#### Data to examine ####
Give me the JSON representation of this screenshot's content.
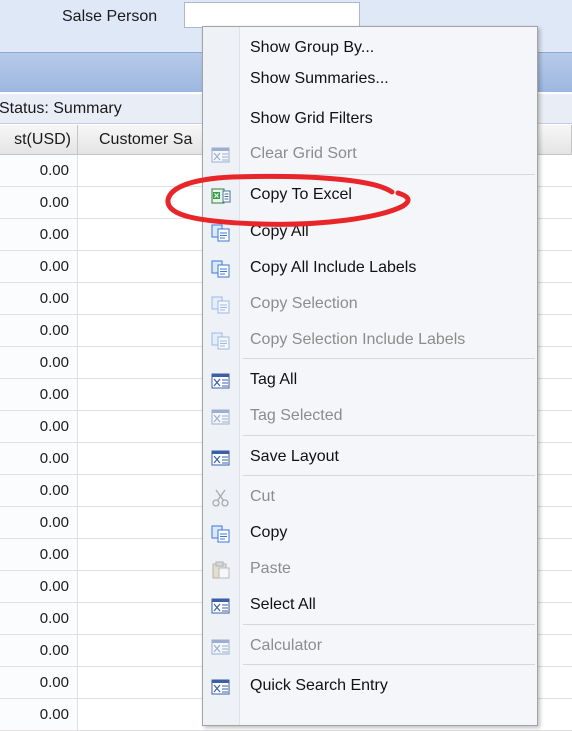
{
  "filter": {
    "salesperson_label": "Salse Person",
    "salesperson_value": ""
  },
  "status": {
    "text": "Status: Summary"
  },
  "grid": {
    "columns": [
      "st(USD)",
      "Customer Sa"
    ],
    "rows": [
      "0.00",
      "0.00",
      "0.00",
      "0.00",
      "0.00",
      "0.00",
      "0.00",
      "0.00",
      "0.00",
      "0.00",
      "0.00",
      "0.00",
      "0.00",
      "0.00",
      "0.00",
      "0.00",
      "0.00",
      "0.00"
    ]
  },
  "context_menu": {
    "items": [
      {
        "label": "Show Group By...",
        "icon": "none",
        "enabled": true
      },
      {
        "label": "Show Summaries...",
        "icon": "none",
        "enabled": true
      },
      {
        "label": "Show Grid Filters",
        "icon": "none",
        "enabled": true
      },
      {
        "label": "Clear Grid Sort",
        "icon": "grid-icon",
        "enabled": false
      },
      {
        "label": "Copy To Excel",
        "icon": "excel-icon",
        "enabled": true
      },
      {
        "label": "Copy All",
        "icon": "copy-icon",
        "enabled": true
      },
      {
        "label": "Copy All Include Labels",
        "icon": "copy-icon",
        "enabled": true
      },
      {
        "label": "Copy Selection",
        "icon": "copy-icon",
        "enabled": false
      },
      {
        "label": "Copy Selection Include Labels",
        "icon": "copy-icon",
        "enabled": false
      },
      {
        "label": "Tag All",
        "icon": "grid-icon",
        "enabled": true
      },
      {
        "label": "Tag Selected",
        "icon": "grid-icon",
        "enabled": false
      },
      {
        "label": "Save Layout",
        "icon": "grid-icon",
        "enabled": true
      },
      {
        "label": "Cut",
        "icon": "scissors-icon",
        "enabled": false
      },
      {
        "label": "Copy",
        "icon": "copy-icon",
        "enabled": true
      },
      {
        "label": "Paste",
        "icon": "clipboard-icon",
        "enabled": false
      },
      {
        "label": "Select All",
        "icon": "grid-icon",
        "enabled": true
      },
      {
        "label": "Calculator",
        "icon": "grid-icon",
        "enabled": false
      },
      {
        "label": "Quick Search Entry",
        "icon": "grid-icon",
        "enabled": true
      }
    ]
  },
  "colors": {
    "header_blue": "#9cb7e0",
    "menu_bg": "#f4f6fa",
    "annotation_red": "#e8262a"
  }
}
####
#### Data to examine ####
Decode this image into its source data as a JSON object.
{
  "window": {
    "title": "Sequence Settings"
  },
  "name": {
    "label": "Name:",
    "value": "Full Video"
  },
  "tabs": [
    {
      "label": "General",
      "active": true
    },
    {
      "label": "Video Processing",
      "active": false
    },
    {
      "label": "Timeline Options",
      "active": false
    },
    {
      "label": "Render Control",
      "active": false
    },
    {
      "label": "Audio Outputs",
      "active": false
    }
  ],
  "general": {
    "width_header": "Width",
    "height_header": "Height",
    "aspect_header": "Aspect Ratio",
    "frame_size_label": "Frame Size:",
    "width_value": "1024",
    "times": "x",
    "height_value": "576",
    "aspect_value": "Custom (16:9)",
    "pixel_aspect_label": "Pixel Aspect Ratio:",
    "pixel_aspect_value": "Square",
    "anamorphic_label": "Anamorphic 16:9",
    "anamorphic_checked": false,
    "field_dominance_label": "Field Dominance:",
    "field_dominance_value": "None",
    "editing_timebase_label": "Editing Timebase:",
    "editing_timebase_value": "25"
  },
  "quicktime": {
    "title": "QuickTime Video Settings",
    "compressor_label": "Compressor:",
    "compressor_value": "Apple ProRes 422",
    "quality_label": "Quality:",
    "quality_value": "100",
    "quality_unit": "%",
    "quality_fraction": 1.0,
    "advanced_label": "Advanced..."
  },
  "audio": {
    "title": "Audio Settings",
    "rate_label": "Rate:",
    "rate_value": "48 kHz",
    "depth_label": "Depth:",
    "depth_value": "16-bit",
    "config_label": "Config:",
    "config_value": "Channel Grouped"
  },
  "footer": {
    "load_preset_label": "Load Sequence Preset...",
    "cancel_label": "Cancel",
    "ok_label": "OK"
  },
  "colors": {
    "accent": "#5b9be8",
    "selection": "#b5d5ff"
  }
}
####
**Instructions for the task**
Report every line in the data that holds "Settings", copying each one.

**Answer to the problem**
    "title": "Sequence Settings"
    "title": "QuickTime Video Settings",
    "title": "Audio Settings",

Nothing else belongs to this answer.